After 50,000 years, C14 dating doesn’t work so well, because there just isn’t enough C14 to make an accurate measurement. But there are other elements with long half-lives that we can use to date much older stuff, and they all work on the same general principle as what I’ve explained here.

Many Intelligent Design proponents and Young Earth theorists will try and disprove these techniques. They may give arguments about how concentration of C14 has not been constant over the past 50,000 years. This is actually true, but we can account for it in our measurement.

So sorry IDers, the Earth was not created 6000 years ago. It was created roughly 4.5 billion years ago which, I think, is much more awesome.

Remains of John the Baptist Found? Unlikely…

August 12, 2010 Leave a comment

A little less than a week ago, Bozhidar Dimitrov, Bulgaria’s minister without portfolio and a former director of the country’s National History Museum, announced that the remains of St. John the Baptist (JTB) have been found in monastery in Bulgaria.

St. John is a prolific figure in Christian history. He foretold the coming of Jesus and even baptised Jesus himself, according to scriptures.

John the Baptist

St. John was beheaded at the hands of King Herod shortly before Jesus is said to have died on the cross. His head supposedly served on a plate to Herod’s stepdaughter Salome.

So why do these Bulgarians think these bones, which include parts of a skull, jaw, arm and tooth, belong to THE John the Baptist?

Evidently, the urn in which the bones were found has the date June 24 inscribed on it, which is the day John was supposedly born and has been celebrated in the Mediterranean and Quebec.

Urn in which the supposed remains of John the Baptist are contained

That’s about it.

No carbon dating has been performed to determine the age of the bones, and no explanation as to how the urn came to the monastery has been given.

I personally find it interesting that the remains include pieces of a head and an arm. Seems strange that after beheading John the Baptist that King Herod would bother to put the head and body in the same place, particularly after the head was so callously served on a plate to Salome.

Of course, records from this time period are sketchy at best.

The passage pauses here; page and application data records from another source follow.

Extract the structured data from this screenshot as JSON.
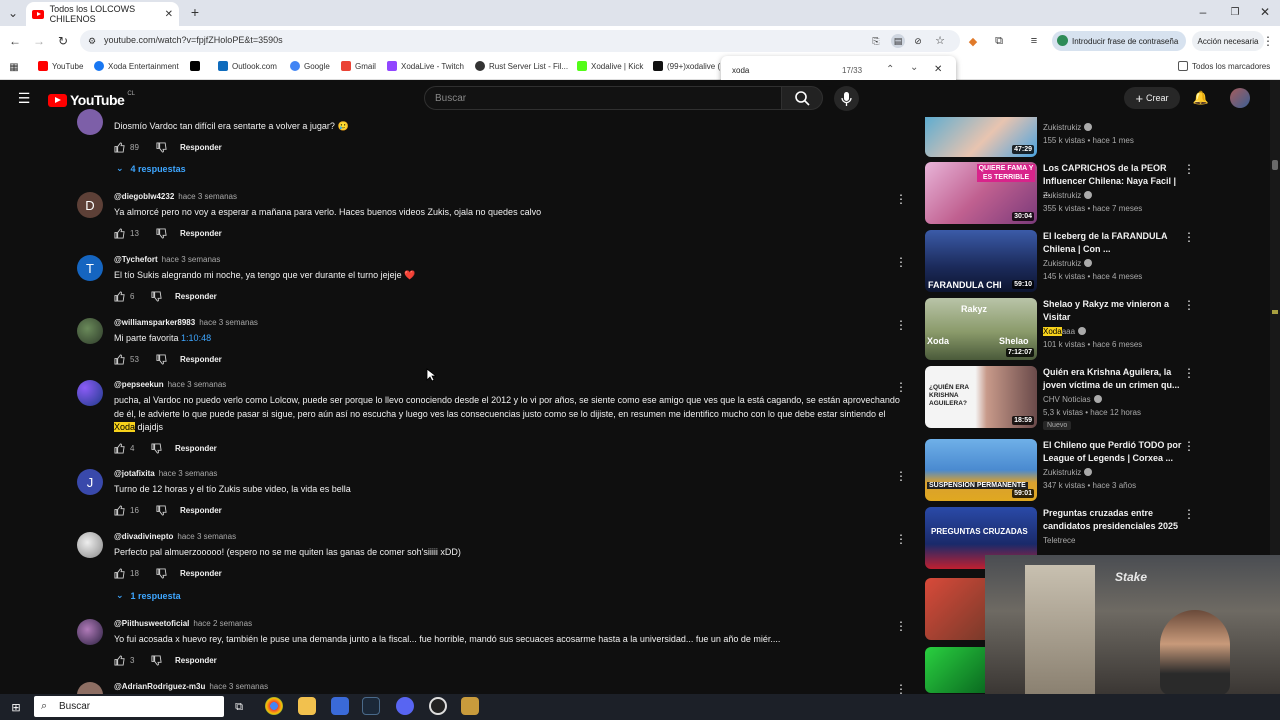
{
  "browser": {
    "tab_title": "Todos los LOLCOWS CHILENOS",
    "url": "youtube.com/watch?v=fpjfZHoloPE&t=3590s",
    "password_button": "Introducir frase de contraseña",
    "action_button": "Acción necesaria",
    "all_bookmarks": "Todos los marcadores",
    "bookmarks": [
      "YouTube",
      "Xoda Entertainment",
      "X",
      "Outlook.com",
      "Google",
      "Gmail",
      "XodaLive - Twitch",
      "Rust Server List - Fil...",
      "Xodalive | Kick",
      "(99+)xodalive ("
    ],
    "find_query": "xoda",
    "find_count": "17/33"
  },
  "youtube": {
    "logo_text": "YouTube",
    "country": "CL",
    "search_placeholder": "Buscar",
    "create_label": "Crear"
  },
  "comments": [
    {
      "text": "Diosmío Vardoc tan difícil era sentarte a volver a jugar? 🥲",
      "likes": "89",
      "reply": "Responder",
      "replies": "4 respuestas"
    },
    {
      "user": "@diegoblw4232",
      "ago": "hace 3 semanas",
      "avatar": "D",
      "text": "Ya almorcé pero no voy a esperar a mañana para verlo. Haces buenos videos Zukis, ojala no quedes calvo",
      "likes": "13",
      "reply": "Responder"
    },
    {
      "user": "@Tychefort",
      "ago": "hace 3 semanas",
      "avatar": "T",
      "text": "El tío Sukis alegrando mi noche, ya tengo que ver durante el turno jejeje ❤️",
      "likes": "6",
      "reply": "Responder"
    },
    {
      "user": "@williamsparker8983",
      "ago": "hace 3 semanas",
      "text": "Mi parte favorita",
      "timestamp": "1:10:48",
      "likes": "53",
      "reply": "Responder"
    },
    {
      "user": "@pepseekun",
      "ago": "hace 3 semanas",
      "text_a": "pucha, al Vardoc no puedo verlo como Lolcow, puede ser porque lo llevo conociendo desde el 2012 y lo vi por años, se siente como ese amigo que ves que la está cagando, se están aprovechando de él, le advierte lo que puede pasar si sigue, pero aún así no escucha y luego ves las consecuencias justo como se lo dijiste, en resumen me identifico mucho con lo que debe estar sintiendo el",
      "highlight": "Xoda",
      "text_b": "djajdjs",
      "likes": "4",
      "reply": "Responder"
    },
    {
      "user": "@jotafixita",
      "ago": "hace 3 semanas",
      "avatar": "J",
      "text": "Turno de 12 horas y el tío Zukis sube video, la vida es bella",
      "likes": "16",
      "reply": "Responder"
    },
    {
      "user": "@divadivinepto",
      "ago": "hace 3 semanas",
      "text": "Perfecto pal almuerzooooo! (espero no se me quiten las ganas de comer soh'siiiii xDD)",
      "likes": "18",
      "reply": "Responder",
      "replies": "1 respuesta"
    },
    {
      "user": "@Piithusweetoficial",
      "ago": "hace 2 semanas",
      "text": "Yo fui acosada x huevo rey, también le puse una demanda junto a la fiscal... fue horrible, mandó sus secuaces acosarme hasta a la universidad... fue un año de miér....",
      "likes": "3",
      "reply": "Responder"
    },
    {
      "user": "@AdrianRodriguez-m3u",
      "ago": "hace 3 semanas"
    }
  ],
  "recommendations": [
    {
      "title": "",
      "channel": "Zukistrukiz",
      "meta": "155 k vistas • hace 1 mes",
      "duration": "47:29"
    },
    {
      "title": "Los CAPRICHOS de la PEOR Influencer Chilena: Naya Facil | ...",
      "channel": "Zukistrukiz",
      "meta": "355 k vistas • hace 7 meses",
      "duration": "30:04",
      "thumb_text": "QUIERE FAMA Y ES TERRIBLE"
    },
    {
      "title": "El Iceberg de la FARANDULA Chilena | Con ...",
      "channel": "Zukistrukiz",
      "meta": "145 k vistas • hace 4 meses",
      "duration": "59:10",
      "thumb_text": "FARANDULA CHI"
    },
    {
      "title": "Shelao y Rakyz me vinieron a Visitar",
      "channel_hl": "Xoda",
      "channel_rest": "aaa",
      "meta": "101 k vistas • hace 6 meses",
      "duration": "7:12:07",
      "thumb_a": "Rakyz",
      "thumb_b": "Xoda",
      "thumb_c": "Shelao"
    },
    {
      "title": "Quién era Krishna Aguilera, la joven víctima de un crimen qu...",
      "channel": "CHV Noticias",
      "meta": "5,3 k vistas • hace 12 horas",
      "badge": "Nuevo",
      "duration": "18:59",
      "thumb_text": "¿QUIÉN ERA KRISHNA AGUILERA?"
    },
    {
      "title": "El Chileno que Perdió TODO por League of Legends | Corxea ...",
      "channel": "Zukistrukiz",
      "meta": "347 k vistas • hace 3 años",
      "duration": "59:01",
      "thumb_text": "SUSPENSION PERMANENTE"
    },
    {
      "title": "Preguntas cruzadas entre candidatos presidenciales 2025",
      "channel": "Teletrece",
      "thumb_text": "PREGUNTAS CRUZADAS"
    }
  ],
  "webcam": {
    "label": "Stake"
  },
  "taskbar": {
    "search": "Buscar"
  }
}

And lets not forget that several other countries also claim to have the remains of John the Baptist, such as Istanbul, Egypt and Armenia.

Skeptics live by the credence that extraordinary claims require extraordinary evidence. This evidence is far from extraordinary.

So don’t be surprised if/when this find turns out to be totally bogus. Or the Bulgarian archeaologists simply don’t bother to investigate the remains further and keep shouting to the media that they found something great.